The LJ Therapist.My name is John Doe. For the last 20 years I have been a therapist at Springfield Medical Centre. I will follow your LJ and offer you therapy. Can't talk to conventional therapists? Let me read your posts, even the private ones, and I can help. $50/hour, minimum two hours of attention per week. If just 20,000 angsty LiveJournalists find out, just 1% of them are interested and just 0.1% can produce the bucks, you've got a $100,000/year job right there. I get the feeling that $50/hour is probably pretty cheap as therapy rates go, too. Now this could be a real boon to the world if the therapist is a good one, or a real rip-off if the therapist is a sufficiently convincing scam artist. Insert the standard whinge about the efficacy of qualifications and testimonials for telling the two apart, out-source the labour to graduates in India, couple this with a pharmaceuticals scam and you're looking at more money than you know what to do with.
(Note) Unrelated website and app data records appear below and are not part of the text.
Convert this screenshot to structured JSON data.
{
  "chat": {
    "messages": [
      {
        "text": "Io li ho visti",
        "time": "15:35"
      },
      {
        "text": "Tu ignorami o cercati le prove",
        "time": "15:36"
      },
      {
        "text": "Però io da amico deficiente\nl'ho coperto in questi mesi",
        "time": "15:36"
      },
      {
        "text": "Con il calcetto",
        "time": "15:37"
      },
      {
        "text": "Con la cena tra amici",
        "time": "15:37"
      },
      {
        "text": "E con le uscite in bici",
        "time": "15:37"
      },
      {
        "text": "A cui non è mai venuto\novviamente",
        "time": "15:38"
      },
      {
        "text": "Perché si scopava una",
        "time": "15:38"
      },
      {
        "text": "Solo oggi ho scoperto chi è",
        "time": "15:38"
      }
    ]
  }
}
The Pr0n Club.This is sort of like Fight Club, but with sex instead of fighting.
Everyone likes porn, right? OK, this is for values of "everyone" technically referred to as "almost everyone", which practically translates to "sufficiently many people". (And for just $8, as discussed above, you too can find out whether I am one of them...) This would be a cross between a private club and a chain letter and a specialised natural evolution of the non-uglies communities which exist, set to cater for geographically close promiscuous folk. Two people make porn of themselves having sex. To join the community and see all the porn therein, you have to make porn with an existing club member already and share it with the rest of the club. Existing club members vote on who has sex with whom to create more porn for the benefit of the entire club; refusal to follow the club mandate leads to expulsion. I haven't thought this one through at all clearly, as you can tell, but that's the core, anyhow. I bet this isn't an original idea.
I always feel a little bit guilty about posting to LJ about LJ itself, as if I should be doing and thinking about other things and posting about them instead. Yet perhaps LJ is what I do best at this moment in time, which is a scary thought.
Hooray! All my e-mail from the start of the week which went missing has finally come through. 90% spam, 9% mailing lists, 1% of which would have really been rather useful to have had in a timely fashion. Still... better late than never, eh?